EXERCISE DETAILS
Your response should contain every record below, copied exactly.

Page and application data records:
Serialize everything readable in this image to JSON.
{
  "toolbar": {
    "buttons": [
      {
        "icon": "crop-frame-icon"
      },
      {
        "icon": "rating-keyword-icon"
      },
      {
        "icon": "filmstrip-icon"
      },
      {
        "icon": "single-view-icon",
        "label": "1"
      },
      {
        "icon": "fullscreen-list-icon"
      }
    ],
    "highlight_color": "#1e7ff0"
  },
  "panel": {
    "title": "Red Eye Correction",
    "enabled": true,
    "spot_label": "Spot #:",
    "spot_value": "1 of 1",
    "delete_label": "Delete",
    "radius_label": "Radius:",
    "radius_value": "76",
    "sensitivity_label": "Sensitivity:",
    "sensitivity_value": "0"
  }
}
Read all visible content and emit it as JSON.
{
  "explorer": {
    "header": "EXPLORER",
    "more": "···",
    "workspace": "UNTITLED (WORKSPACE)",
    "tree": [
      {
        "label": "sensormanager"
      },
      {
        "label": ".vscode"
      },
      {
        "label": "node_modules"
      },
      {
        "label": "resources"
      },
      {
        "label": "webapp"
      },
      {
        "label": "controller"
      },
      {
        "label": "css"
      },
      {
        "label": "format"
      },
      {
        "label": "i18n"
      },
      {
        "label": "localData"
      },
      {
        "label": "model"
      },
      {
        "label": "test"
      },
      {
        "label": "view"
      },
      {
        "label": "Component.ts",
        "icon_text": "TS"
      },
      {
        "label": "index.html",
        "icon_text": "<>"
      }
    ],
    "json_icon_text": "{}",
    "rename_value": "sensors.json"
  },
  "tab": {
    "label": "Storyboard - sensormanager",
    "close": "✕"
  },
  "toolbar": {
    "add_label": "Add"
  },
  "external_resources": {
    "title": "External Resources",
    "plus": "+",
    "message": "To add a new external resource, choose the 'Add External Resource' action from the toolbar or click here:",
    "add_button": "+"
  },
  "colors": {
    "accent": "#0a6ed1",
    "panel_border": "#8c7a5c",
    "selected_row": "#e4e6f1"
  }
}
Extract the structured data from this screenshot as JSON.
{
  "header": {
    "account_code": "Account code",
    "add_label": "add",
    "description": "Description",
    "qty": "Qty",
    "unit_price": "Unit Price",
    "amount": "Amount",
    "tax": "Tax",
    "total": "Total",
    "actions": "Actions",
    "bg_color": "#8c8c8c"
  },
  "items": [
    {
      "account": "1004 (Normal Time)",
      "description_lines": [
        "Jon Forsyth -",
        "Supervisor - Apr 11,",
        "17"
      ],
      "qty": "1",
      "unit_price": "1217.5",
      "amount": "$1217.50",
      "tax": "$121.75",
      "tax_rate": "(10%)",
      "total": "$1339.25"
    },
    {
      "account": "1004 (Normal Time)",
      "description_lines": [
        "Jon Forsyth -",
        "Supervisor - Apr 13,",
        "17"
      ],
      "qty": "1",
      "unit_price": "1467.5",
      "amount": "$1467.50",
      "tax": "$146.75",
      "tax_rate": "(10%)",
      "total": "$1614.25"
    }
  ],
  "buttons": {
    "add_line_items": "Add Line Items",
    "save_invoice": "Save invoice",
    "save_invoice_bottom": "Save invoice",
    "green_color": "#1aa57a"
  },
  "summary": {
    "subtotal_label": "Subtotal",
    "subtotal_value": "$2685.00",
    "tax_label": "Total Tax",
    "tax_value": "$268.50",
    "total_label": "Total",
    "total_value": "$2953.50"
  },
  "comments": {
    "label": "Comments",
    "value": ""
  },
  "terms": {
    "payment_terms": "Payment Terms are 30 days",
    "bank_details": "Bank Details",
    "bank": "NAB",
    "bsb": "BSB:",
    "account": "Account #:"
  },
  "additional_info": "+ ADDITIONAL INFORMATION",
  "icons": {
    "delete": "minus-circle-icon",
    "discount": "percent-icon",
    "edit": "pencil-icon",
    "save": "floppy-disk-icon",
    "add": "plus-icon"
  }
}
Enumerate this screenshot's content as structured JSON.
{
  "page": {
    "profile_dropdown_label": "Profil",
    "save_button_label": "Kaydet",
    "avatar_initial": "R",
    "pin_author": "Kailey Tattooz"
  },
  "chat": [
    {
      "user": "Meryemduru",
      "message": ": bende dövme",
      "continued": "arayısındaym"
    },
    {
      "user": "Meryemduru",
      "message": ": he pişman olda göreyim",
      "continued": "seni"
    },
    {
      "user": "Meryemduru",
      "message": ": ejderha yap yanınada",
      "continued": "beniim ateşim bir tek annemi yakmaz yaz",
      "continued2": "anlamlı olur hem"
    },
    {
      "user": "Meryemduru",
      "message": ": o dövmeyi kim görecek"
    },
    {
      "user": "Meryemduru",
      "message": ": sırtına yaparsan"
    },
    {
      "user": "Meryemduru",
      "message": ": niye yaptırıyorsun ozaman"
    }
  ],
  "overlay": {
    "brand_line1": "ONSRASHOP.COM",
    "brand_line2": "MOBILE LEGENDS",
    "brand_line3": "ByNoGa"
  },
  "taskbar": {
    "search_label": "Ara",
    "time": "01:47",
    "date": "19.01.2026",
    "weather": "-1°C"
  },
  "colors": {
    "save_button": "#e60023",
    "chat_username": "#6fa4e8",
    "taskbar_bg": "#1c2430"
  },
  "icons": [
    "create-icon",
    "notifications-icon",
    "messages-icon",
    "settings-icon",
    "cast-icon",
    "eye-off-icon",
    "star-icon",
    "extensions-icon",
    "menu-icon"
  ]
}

ANSWER TO THE PROBLEM
Serialize everything readable in this image to JSON.
{
  "toolbar": {
    "buttons": [
      {
        "icon": "crop-frame-icon"
      },
      {
        "icon": "rating-keyword-icon"
      },
      {
        "icon": "filmstrip-icon"
      },
      {
        "icon": "single-view-icon",
        "label": "1"
      },
      {
        "icon": "fullscreen-list-icon"
      }
    ],
    "highlight_color": "#1e7ff0"
  },
  "panel": {
    "title": "Red Eye Correction",
    "enabled": true,
    "spot_label": "Spot #:",
    "spot_value": "1 of 1",
    "delete_label": "Delete",
    "radius_label": "Radius:",
    "radius_value": "76",
    "sensitivity_label": "Sensitivity:",
    "sensitivity_value": "0"
  }
}
Read all visible content and emit it as JSON.
{
  "explorer": {
    "header": "EXPLORER",
    "more": "···",
    "workspace": "UNTITLED (WORKSPACE)",
    "tree": [
      {
        "label": "sensormanager"
      },
      {
        "label": ".vscode"
      },
      {
        "label": "node_modules"
      },
      {
        "label": "resources"
      },
      {
        "label": "webapp"
      },
      {
        "label": "controller"
      },
      {
        "label": "css"
      },
      {
        "label": "format"
      },
      {
        "label": "i18n"
      },
      {
        "label": "localData"
      },
      {
        "label": "model"
      },
      {
        "label": "test"
      },
      {
        "label": "view"
      },
      {
        "label": "Component.ts",
        "icon_text": "TS"
      },
      {
        "label": "index.html",
        "icon_text": "<>"
      }
    ],
    "json_icon_text": "{}",
    "rename_value": "sensors.json"
  },
  "tab": {
    "label": "Storyboard - sensormanager",
    "close": "✕"
  },
  "toolbar": {
    "add_label": "Add"
  },
  "external_resources": {
    "title": "External Resources",
    "plus": "+",
    "message": "To add a new external resource, choose the 'Add External Resource' action from the toolbar or click here:",
    "add_button": "+"
  },
  "colors": {
    "accent": "#0a6ed1",
    "panel_border": "#8c7a5c",
    "selected_row": "#e4e6f1"
  }
}
Extract the structured data from this screenshot as JSON.
{
  "header": {
    "account_code": "Account code",
    "add_label": "add",
    "description": "Description",
    "qty": "Qty",
    "unit_price": "Unit Price",
    "amount": "Amount",
    "tax": "Tax",
    "total": "Total",
    "actions": "Actions",
    "bg_color": "#8c8c8c"
  },
  "items": [
    {
      "account": "1004 (Normal Time)",
      "description_lines": [
        "Jon Forsyth -",
        "Supervisor - Apr 11,",
        "17"
      ],
      "qty": "1",
      "unit_price": "1217.5",
      "amount": "$1217.50",
      "tax": "$121.75",
      "tax_rate": "(10%)",
      "total": "$1339.25"
    },
    {
      "account": "1004 (Normal Time)",
      "description_lines": [
        "Jon Forsyth -",
        "Supervisor - Apr 13,",
        "17"
      ],
      "qty": "1",
      "unit_price": "1467.5",
      "amount": "$1467.50",
      "tax": "$146.75",
      "tax_rate": "(10%)",
      "total": "$1614.25"
    }
  ],
  "buttons": {
    "add_line_items": "Add Line Items",
    "save_invoice": "Save invoice",
    "save_invoice_bottom": "Save invoice",
    "green_color": "#1aa57a"
  },
  "summary": {
    "subtotal_label": "Subtotal",
    "subtotal_value": "$2685.00",
    "tax_label": "Total Tax",
    "tax_value": "$268.50",
    "total_label": "Total",
    "total_value": "$2953.50"
  },
  "comments": {
    "label": "Comments",
    "value": ""
  },
  "terms": {
    "payment_terms": "Payment Terms are 30 days",
    "bank_details": "Bank Details",
    "bank": "NAB",
    "bsb": "BSB:",
    "account": "Account #:"
  },
  "additional_info": "+ ADDITIONAL INFORMATION",
  "icons": {
    "delete": "minus-circle-icon",
    "discount": "percent-icon",
    "edit": "pencil-icon",
    "save": "floppy-disk-icon",
    "add": "plus-icon"
  }
}
Enumerate this screenshot's content as structured JSON.
{
  "page": {
    "profile_dropdown_label": "Profil",
    "save_button_label": "Kaydet",
    "avatar_initial": "R",
    "pin_author": "Kailey Tattooz"
  },
  "chat": [
    {
      "user": "Meryemduru",
      "message": ": bende dövme",
      "continued": "arayısındaym"
    },
    {
      "user": "Meryemduru",
      "message": ": he pişman olda göreyim",
      "continued": "seni"
    },
    {
      "user": "Meryemduru",
      "message": ": ejderha yap yanınada",
      "continued": "beniim ateşim bir tek annemi yakmaz yaz",
      "continued2": "anlamlı olur hem"
    },
    {
      "user": "Meryemduru",
      "message": ": o dövmeyi kim görecek"
    },
    {
      "user": "Meryemduru",
      "message": ": sırtına yaparsan"
    },
    {
      "user": "Meryemduru",
      "message": ": niye yaptırıyorsun ozaman"
    }
  ],
  "overlay": {
    "brand_line1": "ONSRASHOP.COM",
    "brand_line2": "MOBILE LEGENDS",
    "brand_line3": "ByNoGa"
  },
  "taskbar": {
    "search_label": "Ara",
    "time": "01:47",
    "date": "19.01.2026",
    "weather": "-1°C"
  },
  "colors": {
    "save_button": "#e60023",
    "chat_username": "#6fa4e8",
    "taskbar_bg": "#1c2430"
  },
  "icons": [
    "create-icon",
    "notifications-icon",
    "messages-icon",
    "settings-icon",
    "cast-icon",
    "eye-off-icon",
    "star-icon",
    "extensions-icon",
    "menu-icon"
  ]
}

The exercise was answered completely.